The above example, while not acknowledging it, clearly supports the importance of the logistics dichotomy, at least, in two ways: in the first instance, the singular view only seeks a robust solution and in the second, the trivializing of the cost advantages to be obtained from effective freight rate negotiations. In fact, both objectives are important; the significant difference lies in the method of approach. The MML method recognizes the importance of freight cost reduction in conjunction with carrier profitability while simultaneously analyzing the issue against the goal of world class logistics excellence. More specifically, it provides professionals with the ability to address the micro logistics functions of effective negotiations and collaboration while the macrologistics impact can be measured and monitored.
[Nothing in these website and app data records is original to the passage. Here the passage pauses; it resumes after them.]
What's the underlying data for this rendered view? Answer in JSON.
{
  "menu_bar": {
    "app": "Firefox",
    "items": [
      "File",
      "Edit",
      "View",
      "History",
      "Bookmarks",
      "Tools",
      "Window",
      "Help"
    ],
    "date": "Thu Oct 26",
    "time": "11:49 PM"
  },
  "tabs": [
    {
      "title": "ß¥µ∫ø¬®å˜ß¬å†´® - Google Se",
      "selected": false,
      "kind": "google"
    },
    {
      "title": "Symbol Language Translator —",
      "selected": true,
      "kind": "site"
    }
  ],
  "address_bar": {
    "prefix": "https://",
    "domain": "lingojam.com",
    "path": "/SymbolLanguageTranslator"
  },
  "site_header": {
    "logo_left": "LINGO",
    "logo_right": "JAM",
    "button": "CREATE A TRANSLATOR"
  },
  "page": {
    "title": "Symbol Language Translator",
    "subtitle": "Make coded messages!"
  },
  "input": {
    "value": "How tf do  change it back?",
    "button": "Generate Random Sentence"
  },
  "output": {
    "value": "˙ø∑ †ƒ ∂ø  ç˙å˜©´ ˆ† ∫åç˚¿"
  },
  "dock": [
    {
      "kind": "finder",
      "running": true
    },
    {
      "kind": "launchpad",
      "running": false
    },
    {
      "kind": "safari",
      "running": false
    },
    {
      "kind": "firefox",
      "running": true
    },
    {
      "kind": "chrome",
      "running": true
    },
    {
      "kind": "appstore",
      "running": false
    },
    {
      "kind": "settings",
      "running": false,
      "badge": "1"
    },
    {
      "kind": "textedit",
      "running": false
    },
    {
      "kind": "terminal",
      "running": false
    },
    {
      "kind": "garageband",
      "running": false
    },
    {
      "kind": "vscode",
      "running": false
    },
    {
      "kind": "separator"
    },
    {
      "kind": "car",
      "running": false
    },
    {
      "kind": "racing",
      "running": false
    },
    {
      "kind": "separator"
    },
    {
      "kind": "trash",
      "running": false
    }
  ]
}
This approach further benefits the process by providing a continuing improvement cycle whereby the micrologistics functions are enhanced, impact is measured at the macrologistics level, and achieving the appropriate “tweaking” of the micrologistics function. The micrologistics process recognizes unique problems and assigns corresponding discrete solutions; it does so in conjunction with the overall goal of macrologistics, serving up incremental discrete information, incremental connectible information and robust information. Decision criteria are presented at the conclusion of the analytical phase thus facilitating the solution selection process.Utilizing macrologistics and micrologistics the user is better equipped and can focus more rapidly on problem resolution, process improvement, areas of opportunity, and solutions. This new found MML methodology significantly improves visibility allowing the user to drill down more precisely and to focus on an appropriate level of detail than was previously possible. Data collection, using the MML method is more robust, therefore data and information, using the MML method of approach, are more prolific; process interrogation and improved decision criteria are the result. Consequently, higher rates of success, regarding problem identification and solution matching occur more frequently. The MML tool continues to demonstrate overall efficiencies and economies. ConclusionThe information presented above, speaks to the limitations of traditional logistics thought and presents the theoretical, practical and general activities and capabilities of macrologistics and micrologistics.